Supreme Court's decision in Arizona
v United States will be studied for weeks to come. While the
Supreme Court threw out key elements of Arizona's
anti-immigrant statute, what they permitted was the
right of the police to investigate the immigration
status of individuals who have been stopped if they
- the police - have reasonable suspicion regarding
that individual's immigration status.
is "reasonable suspicion"? This is where
race, and I mean that in the broadest political sense
of the term, always enters the picture. Is "reasonable
suspicion" something that is based on accent?
If so, does that mean that any accent can lead
to an investigation of someone's immigration status?
Let's think for a moment about this. Does the Supreme
Court mean that if an individual has a heavy Russian
accent that that justifies an investigation? Or is
it only certain accents, such as Spanish, Arabic,
Portuguese, French, Chinese, or Tagalog?
Or is it some combination of accent and skin color?
So, a "white" person speaking French is
OK but someone of a darker complexion speaking French
is a suspect?
is not a value neutral term
hate to break it to the Supreme Court but this is
a hell of a slippery slope. "Reasonable suspicion",
particularly in a country with the racial history
of the USA, will inevitably mean

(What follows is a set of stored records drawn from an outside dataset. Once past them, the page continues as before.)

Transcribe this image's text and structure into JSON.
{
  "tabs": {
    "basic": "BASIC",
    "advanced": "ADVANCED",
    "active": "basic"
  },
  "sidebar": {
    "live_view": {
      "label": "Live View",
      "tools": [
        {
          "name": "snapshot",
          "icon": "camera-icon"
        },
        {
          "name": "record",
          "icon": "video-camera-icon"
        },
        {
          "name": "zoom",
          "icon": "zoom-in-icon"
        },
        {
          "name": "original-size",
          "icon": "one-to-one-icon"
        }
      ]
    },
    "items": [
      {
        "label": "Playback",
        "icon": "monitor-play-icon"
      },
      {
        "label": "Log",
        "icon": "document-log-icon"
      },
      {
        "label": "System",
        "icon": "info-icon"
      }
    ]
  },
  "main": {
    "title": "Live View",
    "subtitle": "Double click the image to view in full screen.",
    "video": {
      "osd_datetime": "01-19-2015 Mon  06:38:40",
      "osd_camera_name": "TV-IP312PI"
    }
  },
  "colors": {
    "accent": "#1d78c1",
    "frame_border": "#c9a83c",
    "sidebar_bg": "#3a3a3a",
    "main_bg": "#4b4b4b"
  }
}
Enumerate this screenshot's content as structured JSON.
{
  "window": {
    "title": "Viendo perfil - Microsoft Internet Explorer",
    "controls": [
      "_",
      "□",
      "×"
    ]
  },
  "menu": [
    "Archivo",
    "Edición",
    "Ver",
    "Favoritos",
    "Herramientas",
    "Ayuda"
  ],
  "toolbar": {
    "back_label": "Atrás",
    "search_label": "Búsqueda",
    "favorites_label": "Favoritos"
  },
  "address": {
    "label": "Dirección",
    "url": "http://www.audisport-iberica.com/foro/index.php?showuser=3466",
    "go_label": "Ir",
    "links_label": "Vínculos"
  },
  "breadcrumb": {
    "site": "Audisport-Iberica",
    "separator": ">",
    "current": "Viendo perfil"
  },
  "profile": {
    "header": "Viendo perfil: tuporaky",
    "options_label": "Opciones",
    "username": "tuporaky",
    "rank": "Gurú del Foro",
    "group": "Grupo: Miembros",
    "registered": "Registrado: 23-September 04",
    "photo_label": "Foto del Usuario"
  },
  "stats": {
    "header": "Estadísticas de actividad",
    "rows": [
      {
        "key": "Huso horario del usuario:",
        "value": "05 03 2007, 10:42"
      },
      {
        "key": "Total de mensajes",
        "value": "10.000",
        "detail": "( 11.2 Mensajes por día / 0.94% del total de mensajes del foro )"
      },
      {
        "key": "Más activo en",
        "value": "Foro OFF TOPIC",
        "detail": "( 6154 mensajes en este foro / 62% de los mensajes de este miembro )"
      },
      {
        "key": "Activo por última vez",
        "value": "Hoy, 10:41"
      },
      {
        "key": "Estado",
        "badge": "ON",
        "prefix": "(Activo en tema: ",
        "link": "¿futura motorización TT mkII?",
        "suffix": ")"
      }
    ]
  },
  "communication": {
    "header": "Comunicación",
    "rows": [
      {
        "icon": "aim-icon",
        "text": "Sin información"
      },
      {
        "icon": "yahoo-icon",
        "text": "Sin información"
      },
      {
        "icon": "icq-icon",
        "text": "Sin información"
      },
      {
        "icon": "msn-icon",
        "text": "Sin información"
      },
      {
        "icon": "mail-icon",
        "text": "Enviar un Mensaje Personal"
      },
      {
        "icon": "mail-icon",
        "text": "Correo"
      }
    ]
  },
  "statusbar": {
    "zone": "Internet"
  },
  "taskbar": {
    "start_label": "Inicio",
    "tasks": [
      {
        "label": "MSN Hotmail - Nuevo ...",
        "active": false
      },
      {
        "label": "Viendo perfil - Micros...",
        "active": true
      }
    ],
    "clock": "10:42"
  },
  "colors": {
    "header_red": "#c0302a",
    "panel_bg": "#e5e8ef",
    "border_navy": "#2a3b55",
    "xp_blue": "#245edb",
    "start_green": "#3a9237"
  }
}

that people of color will be subject to investigation,
irrespective of whether their ancestors have been
here for 300+ years. White authorities, but not just
white authorities, imbued with the intense suspicion
of immigrants from south of the border will certainly
find any number of reasons to be suspicious as to
the status of someone taken into custody or stopped
for some other matter. Will it also be a question
of how one dresses? So, someone of African descent wearing a kufi (a hat often worn by Muslims), is possibly an undocumented
immigrant? Maybe a terrorist to
suspicion" is not a value neutral term. It never
has been. I once overheard some law enforcement officers
discussing so-called "illegal aliens." One
of them complained about the "illegal aliens"
he saw on a regular basis when they were on their
way to work. This officer never stopped to explain
how he knew that these individuals were
Instead, he made the statement and the other officers
acted as if it was obvious that he knew what he was
talking about. Yet I kept wondering how this officer
would handle walking through any number of restaurants
on the East Coast of the USA where they would encounter staff from Eastern Europe. Could this officer detect whether these individuals
were so-called "illegals"
or did his "smell" test only work with Latino
Is "reasonable suspicion"
some combination of accent and skin color?
the Court struck down important provisions of the
law, they simply did not go far enough. It is up to
the rest of us to make sure that the Arizona
law is never repeated and that anything even approximating
a "reasonable suspicion" standard is cast
off into history rather than remaining a racial shackle
around our collective, colored necks.
Board member and Columnist, Bill Fletcher, Jr., is a Senior Scholar with the
Institute for Policy Studies, the immediate past president
of Solidarity Divided: The Crisis in Organized Labor and a New Path
toward Social Justice (University of California Press), which examines the crisis of organized
labor in the USA. Click here
to contact Mr. Fletcher.